I’ve been pretty quiet on here lately, but activity is still continuing. With the Thames Valley Group putting on an exhibition at the Lightbox in Woking for a fortnight, from next Tuesday, I submitted an idea for a revised version of my A1 work Remember When…? and it was accepted back in the autumn. Cue a ‘rabbit in the headlights’ hiatus while I got over the feeling that my work was rubbish. In the meantime, I was still playing around with cutouts and introduced the idea of a light table following the workshop with Paul Kenny. (He is using backlighting for his newer work, very successfully). Eventually I decided that my offering for the exhibition should be a series of my A1 altered images framed on a light table. My lovely local framers, St Johns in Devizes made me a hanging frame for the table, and a non-standard mountboard to accommodate eight images. I have spent the last few days trying out different images in it, with and without transparent coloured PVC backing, and eventually decided that for this series, I would show them directly on the white light table. They are now all packed up and ready to go to Woking tomorrow for hanging. I will post a proper image of them in the gallery, but here is a quick taster of what it will look like.

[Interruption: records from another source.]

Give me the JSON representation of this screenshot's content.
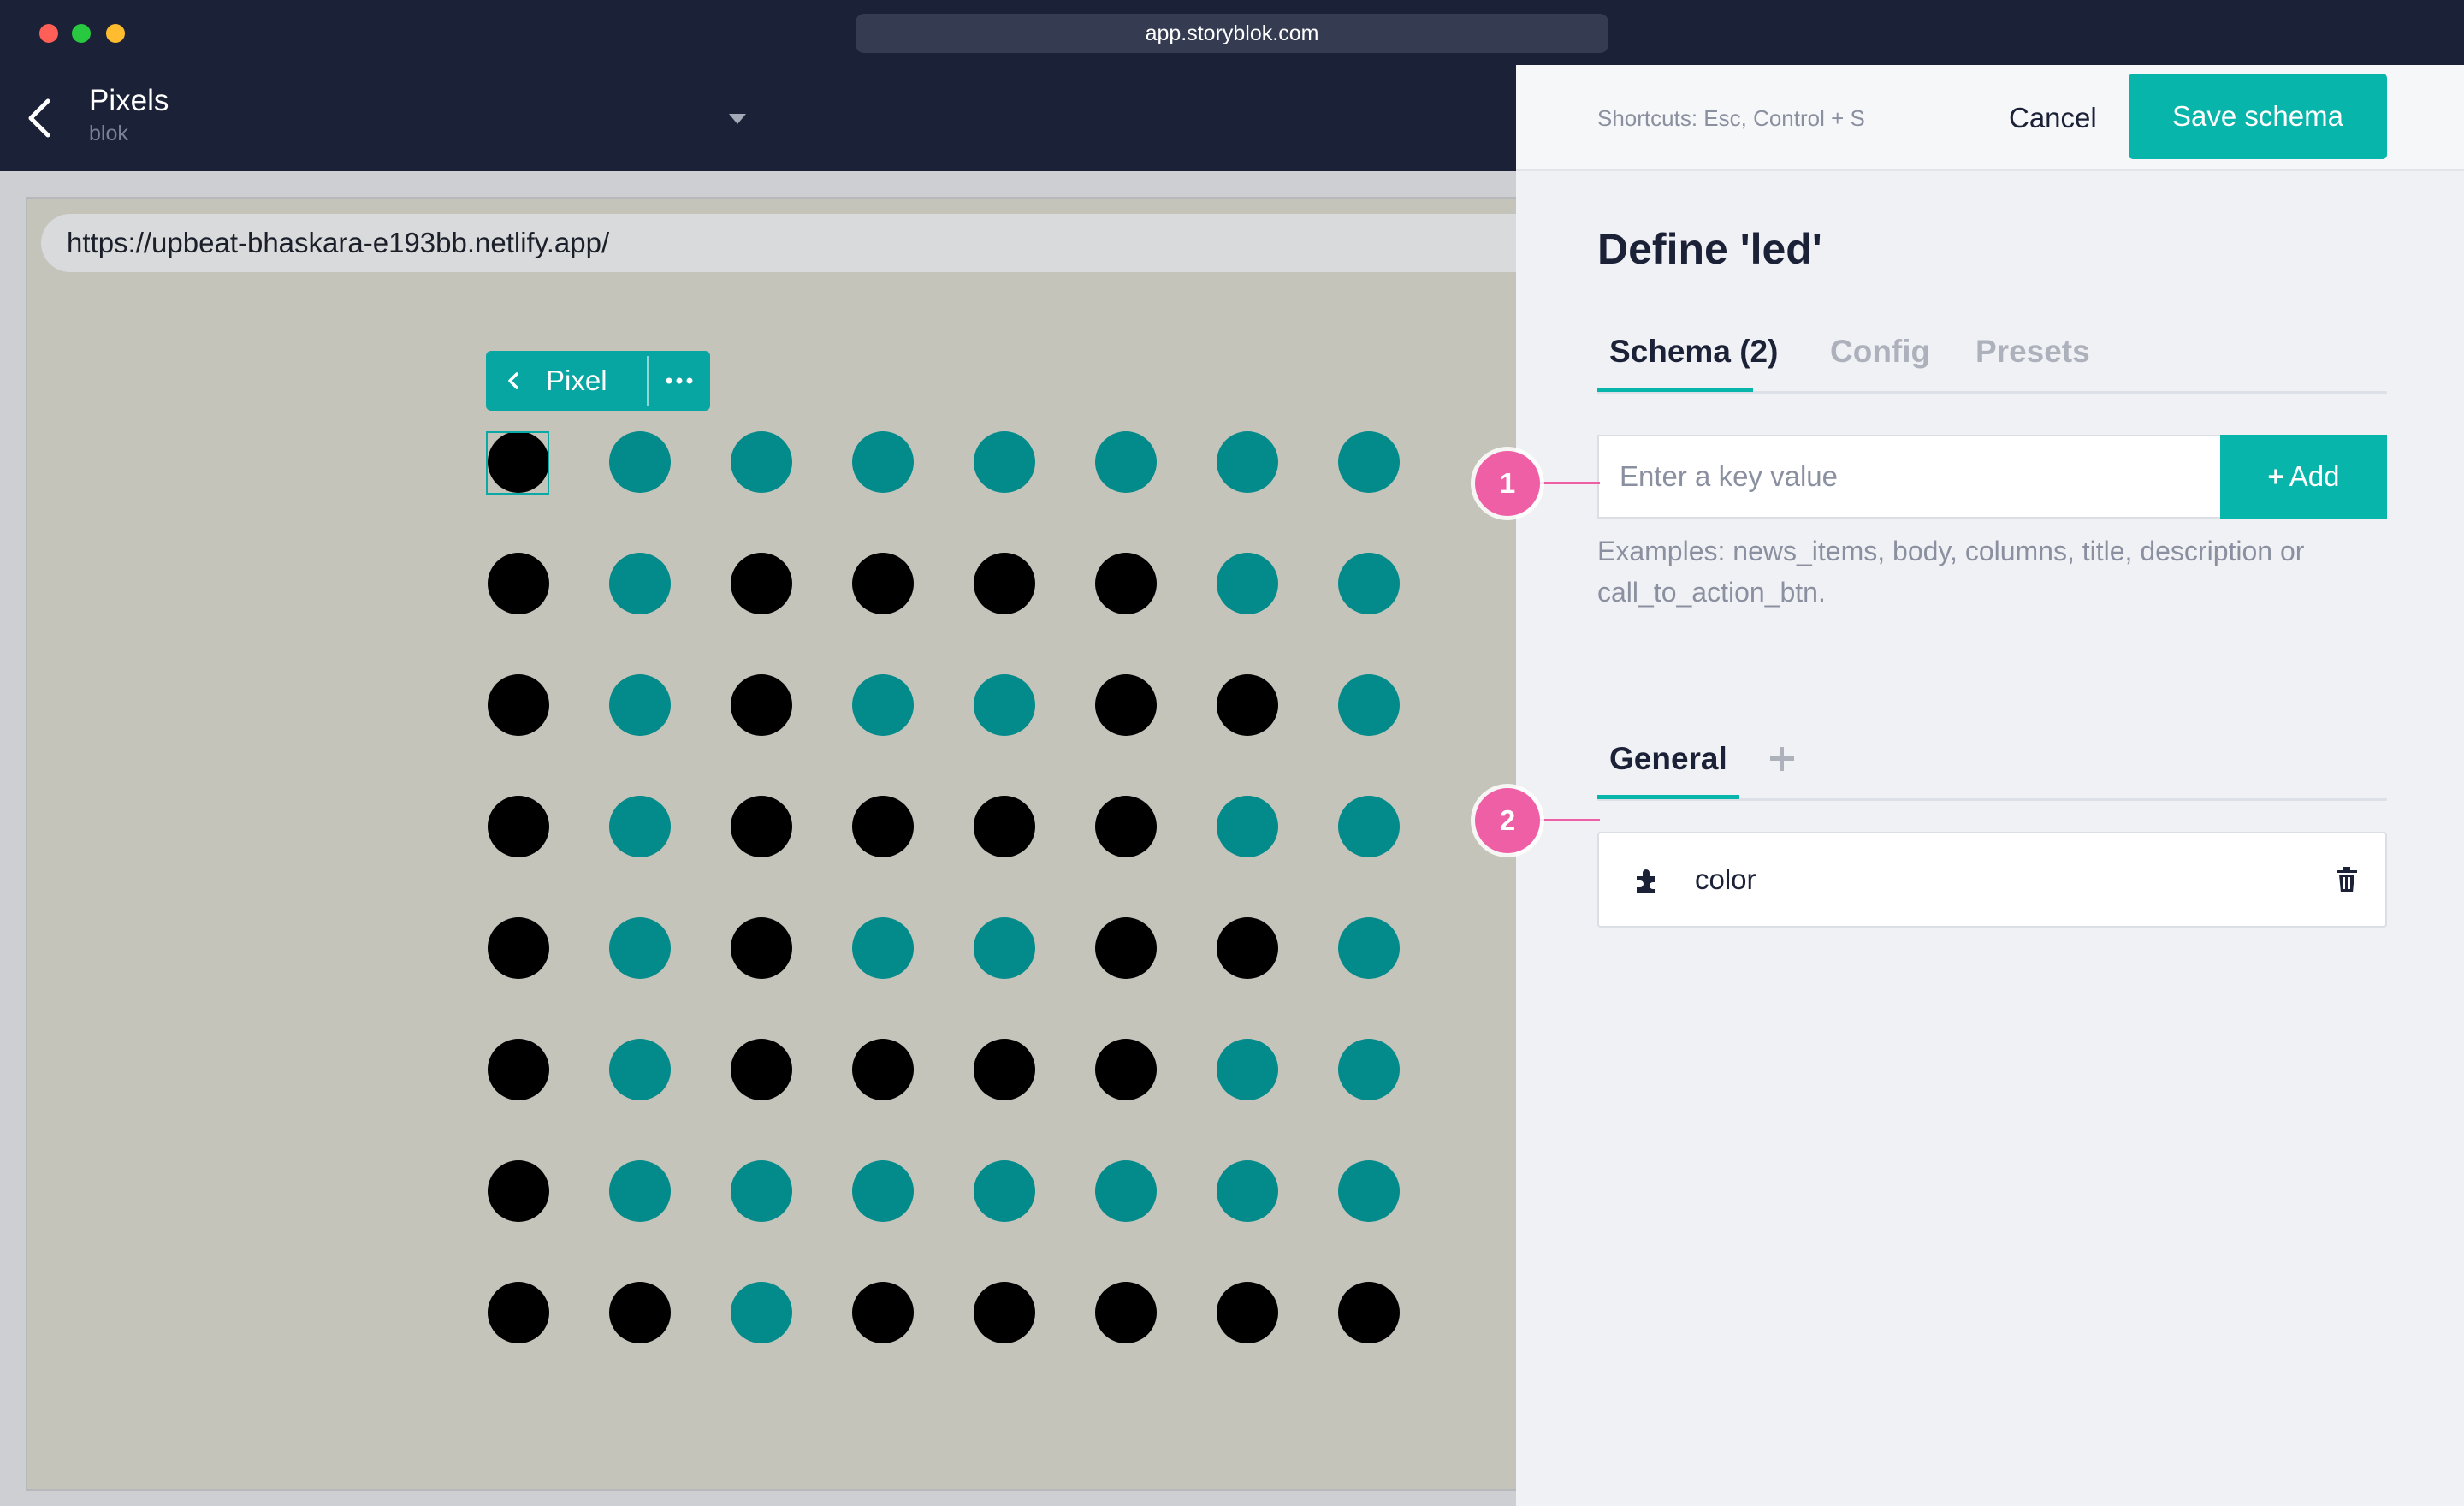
{
  "browser": {
    "address": "app.storyblok.com"
  },
  "header": {
    "title": "Pixels",
    "subtitle": "blok"
  },
  "preview": {
    "url": "https://upbeat-bhaskara-e193bb.netlify.app/",
    "toolbar_label": "Pixel",
    "led_states": [
      [
        "off",
        "on",
        "on",
        "on",
        "on",
        "on",
        "on",
        "on"
      ],
      [
        "off",
        "on",
        "off",
        "off",
        "off",
        "off",
        "on",
        "on"
      ],
      [
        "off",
        "on",
        "off",
        "on",
        "on",
        "off",
        "off",
        "on"
      ],
      [
        "off",
        "on",
        "off",
        "off",
        "off",
        "off",
        "on",
        "on"
      ],
      [
        "off",
        "on",
        "off",
        "on",
        "on",
        "off",
        "off",
        "on"
      ],
      [
        "off",
        "on",
        "off",
        "off",
        "off",
        "off",
        "on",
        "on"
      ],
      [
        "off",
        "on",
        "on",
        "on",
        "on",
        "on",
        "on",
        "on"
      ],
      [
        "off",
        "off",
        "on",
        "off",
        "off",
        "off",
        "off",
        "off"
      ]
    ],
    "colors": {
      "on": "#038a8a",
      "off": "#000000",
      "accent": "#08b5aa"
    }
  },
  "panel": {
    "shortcuts": "Shortcuts: Esc, Control + S",
    "cancel_label": "Cancel",
    "save_label": "Save schema",
    "title": "Define 'led'",
    "tabs": [
      {
        "label": "Schema (2)",
        "active": true
      },
      {
        "label": "Config",
        "active": false
      },
      {
        "label": "Presets",
        "active": false
      }
    ],
    "key_input": {
      "placeholder": "Enter a key value",
      "value": ""
    },
    "add_label": "Add",
    "examples": "Examples: news_items, body, columns, title, description or call_to_action_btn.",
    "group_tab": "General",
    "fields": [
      {
        "name": "color",
        "icon": "puzzle-icon"
      }
    ]
  },
  "callouts": [
    "1",
    "2"
  ]
}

Fig. 1 Framed version of ‘Remember When’ (2019)

For those who did not see the original assignment, these are my deceased father-in-law’s photographs, which I have altered by cutting out parts, in order to give them a new life and meaning. I have to say that they have come out far better than I could have imagined and my husband is very keen to find a place we can hang the frame at home after the exhibition. Given that this was the original purpose of the exercise, I am feeling quietly satisfied.

Also, I was pleased to be featured both on the flyer for the exhibition, shown below, and on the OCA Instagram feed. Fame, at last!

PS I could be spending a lot of money on light tables for future work, as I really enjoy making these images.


Fig. 1 Woodward, H. (2019) Framed version of ‘Remember When’. [Cut photographs framed on a light table] In possession of : the author.